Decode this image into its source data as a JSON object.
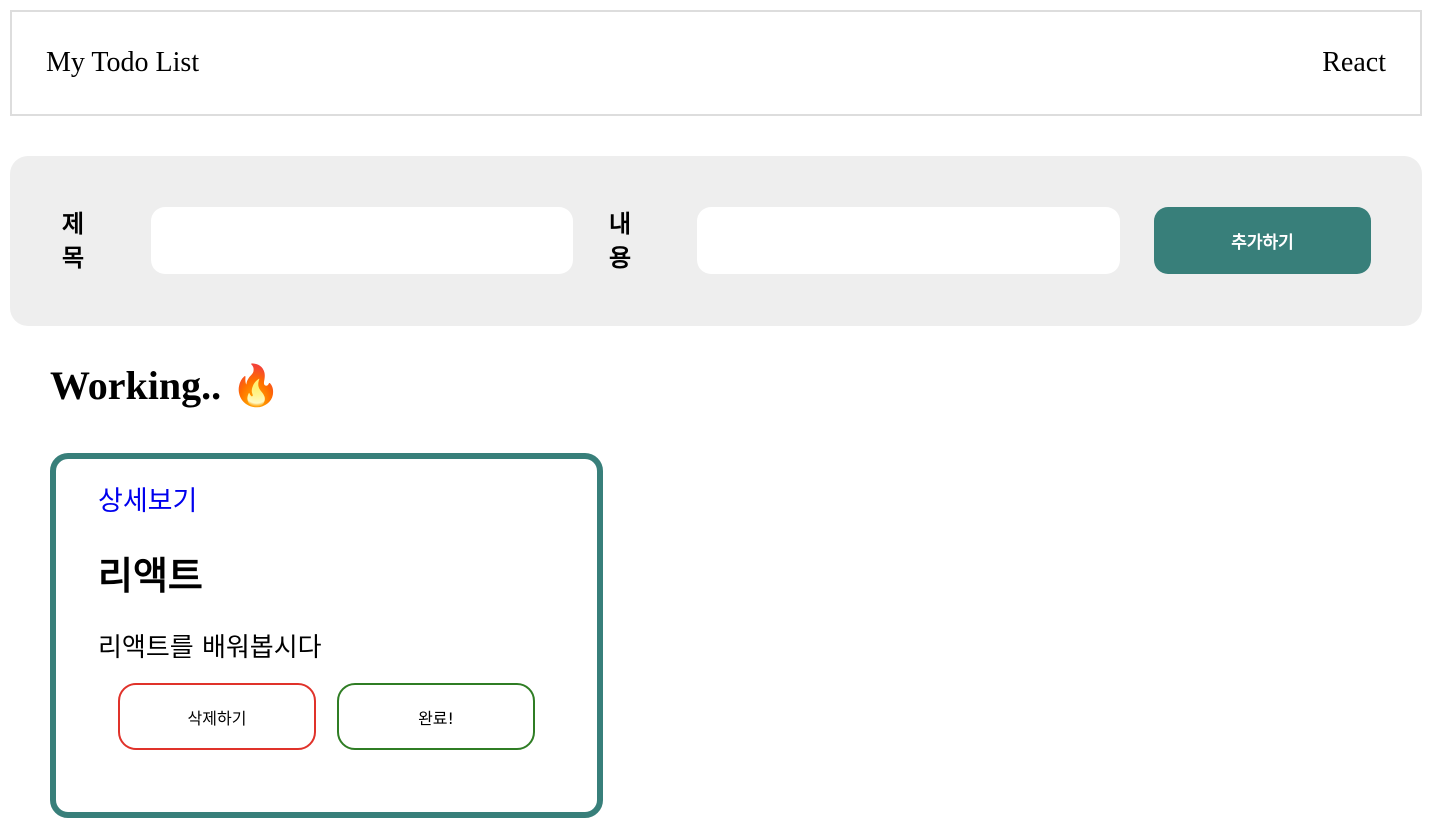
{
  "header": {
    "title": "My Todo List",
    "right_text": "React"
  },
  "form": {
    "title_label": "제목",
    "title_value": "",
    "content_label": "내용",
    "content_value": "",
    "add_button": "추가하기"
  },
  "working": {
    "heading": "Working.. 🔥",
    "todos": [
      {
        "detail_link": "상세보기",
        "title": "리액트",
        "body": "리액트를 배워봅시다",
        "delete_button": "삭제하기",
        "done_button": "완료!"
      }
    ]
  },
  "colors": {
    "accent": "#387f7a",
    "delete_border": "#e0322a",
    "done_border": "#2f7d24",
    "link": "#0000ee",
    "form_background": "#eeeeee"
  }
}
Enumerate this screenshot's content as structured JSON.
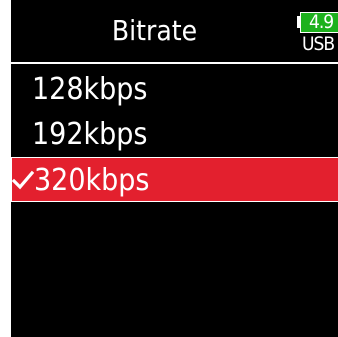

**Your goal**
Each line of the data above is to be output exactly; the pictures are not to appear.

**Solution to the exercise**
Decode this image into its source data as a JSON object.
{
  "header": {
    "title": "My Todo List",
    "right_text": "React"
  },
  "form": {
    "title_label": "제목",
    "title_value": "",
    "content_label": "내용",
    "content_value": "",
    "add_button": "추가하기"
  },
  "working": {
    "heading": "Working.. 🔥",
    "todos": [
      {
        "detail_link": "상세보기",
        "title": "리액트",
        "body": "리액트를 배워봅시다",
        "delete_button": "삭제하기",
        "done_button": "완료!"
      }
    ]
  },
  "colors": {
    "accent": "#387f7a",
    "delete_border": "#e0322a",
    "done_border": "#2f7d24",
    "link": "#0000ee",
    "form_background": "#eeeeee"
  }
}
Enumerate this screenshot's content as structured JSON.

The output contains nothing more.